◆ Goal of the exercise: The exercise asks you to copy every line below in which "your" appears.

◆ Records excerpted from a collection:
══════════════════════════════

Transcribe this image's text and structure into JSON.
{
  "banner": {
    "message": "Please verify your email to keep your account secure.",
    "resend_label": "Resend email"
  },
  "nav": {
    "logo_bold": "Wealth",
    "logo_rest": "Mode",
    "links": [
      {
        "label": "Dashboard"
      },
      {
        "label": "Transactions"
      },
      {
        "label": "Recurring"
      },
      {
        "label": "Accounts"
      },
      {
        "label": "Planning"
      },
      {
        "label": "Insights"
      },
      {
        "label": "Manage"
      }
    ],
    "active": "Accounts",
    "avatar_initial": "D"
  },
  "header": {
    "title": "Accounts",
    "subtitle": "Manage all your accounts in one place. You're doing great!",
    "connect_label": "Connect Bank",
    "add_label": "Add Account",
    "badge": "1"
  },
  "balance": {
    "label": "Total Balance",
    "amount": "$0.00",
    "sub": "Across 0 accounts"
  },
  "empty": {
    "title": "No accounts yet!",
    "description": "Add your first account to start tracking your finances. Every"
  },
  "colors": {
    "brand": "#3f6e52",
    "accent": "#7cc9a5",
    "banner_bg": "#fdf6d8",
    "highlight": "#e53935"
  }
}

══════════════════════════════

◆ Written response:
    "message": "Please verify your email to keep your account secure.",
    "subtitle": "Manage all your accounts in one place. You're doing great!",
    "description": "Add your first account to start tracking your finances. Every"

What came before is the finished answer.